Each line of the entries that mentions the string "Java" needs to be reported.
((
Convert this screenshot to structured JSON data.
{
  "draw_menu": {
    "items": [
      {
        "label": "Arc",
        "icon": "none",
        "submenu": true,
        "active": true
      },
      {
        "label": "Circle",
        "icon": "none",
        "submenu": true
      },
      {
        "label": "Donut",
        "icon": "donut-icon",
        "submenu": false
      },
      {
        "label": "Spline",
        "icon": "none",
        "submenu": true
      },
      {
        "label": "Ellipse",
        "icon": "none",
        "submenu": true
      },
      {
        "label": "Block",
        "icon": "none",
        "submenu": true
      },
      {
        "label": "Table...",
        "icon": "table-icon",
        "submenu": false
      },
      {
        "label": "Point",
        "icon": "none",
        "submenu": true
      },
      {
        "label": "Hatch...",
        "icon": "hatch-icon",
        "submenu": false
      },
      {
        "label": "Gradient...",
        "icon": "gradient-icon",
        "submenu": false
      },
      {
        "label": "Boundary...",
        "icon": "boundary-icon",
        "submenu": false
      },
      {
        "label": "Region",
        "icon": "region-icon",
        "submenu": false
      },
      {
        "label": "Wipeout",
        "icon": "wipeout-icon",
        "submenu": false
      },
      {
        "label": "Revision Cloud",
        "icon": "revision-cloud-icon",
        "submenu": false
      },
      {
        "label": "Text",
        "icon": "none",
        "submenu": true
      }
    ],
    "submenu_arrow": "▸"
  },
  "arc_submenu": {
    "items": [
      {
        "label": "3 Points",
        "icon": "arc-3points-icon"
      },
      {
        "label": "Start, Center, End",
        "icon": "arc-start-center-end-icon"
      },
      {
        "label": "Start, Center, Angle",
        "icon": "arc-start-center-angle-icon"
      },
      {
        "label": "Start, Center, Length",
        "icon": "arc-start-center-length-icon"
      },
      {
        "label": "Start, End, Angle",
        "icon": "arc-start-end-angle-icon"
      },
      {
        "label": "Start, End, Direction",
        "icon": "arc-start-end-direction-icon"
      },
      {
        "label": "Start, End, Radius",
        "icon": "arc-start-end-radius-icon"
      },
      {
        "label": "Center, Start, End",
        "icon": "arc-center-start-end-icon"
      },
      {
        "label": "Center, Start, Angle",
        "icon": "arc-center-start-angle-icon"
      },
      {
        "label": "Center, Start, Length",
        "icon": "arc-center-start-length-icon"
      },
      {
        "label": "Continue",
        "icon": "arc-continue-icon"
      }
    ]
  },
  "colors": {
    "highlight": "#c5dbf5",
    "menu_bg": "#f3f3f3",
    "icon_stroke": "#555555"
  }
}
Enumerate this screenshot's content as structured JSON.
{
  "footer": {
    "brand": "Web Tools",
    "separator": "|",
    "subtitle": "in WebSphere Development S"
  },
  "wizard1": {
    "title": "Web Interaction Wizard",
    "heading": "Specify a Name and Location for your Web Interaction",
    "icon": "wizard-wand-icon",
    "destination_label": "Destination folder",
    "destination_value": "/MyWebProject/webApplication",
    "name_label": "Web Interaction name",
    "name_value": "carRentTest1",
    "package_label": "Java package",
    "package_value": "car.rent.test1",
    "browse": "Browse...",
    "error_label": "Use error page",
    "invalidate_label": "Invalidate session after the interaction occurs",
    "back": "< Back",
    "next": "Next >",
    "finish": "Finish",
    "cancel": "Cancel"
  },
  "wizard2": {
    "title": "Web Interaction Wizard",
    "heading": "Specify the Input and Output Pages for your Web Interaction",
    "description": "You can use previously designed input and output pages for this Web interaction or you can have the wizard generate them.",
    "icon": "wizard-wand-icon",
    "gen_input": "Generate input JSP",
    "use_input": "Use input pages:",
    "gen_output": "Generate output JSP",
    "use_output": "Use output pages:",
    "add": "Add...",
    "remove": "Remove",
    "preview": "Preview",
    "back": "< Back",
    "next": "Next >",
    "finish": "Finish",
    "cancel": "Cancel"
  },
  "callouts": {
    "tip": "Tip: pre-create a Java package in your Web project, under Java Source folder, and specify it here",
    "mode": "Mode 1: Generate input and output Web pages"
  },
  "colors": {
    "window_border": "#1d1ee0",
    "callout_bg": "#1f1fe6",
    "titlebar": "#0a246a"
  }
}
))
Answer to this exercise:
    "package_label": "Java package",
    "tip": "Tip: pre-create a Java package in your Web project, under Java Source folder, and specify it here",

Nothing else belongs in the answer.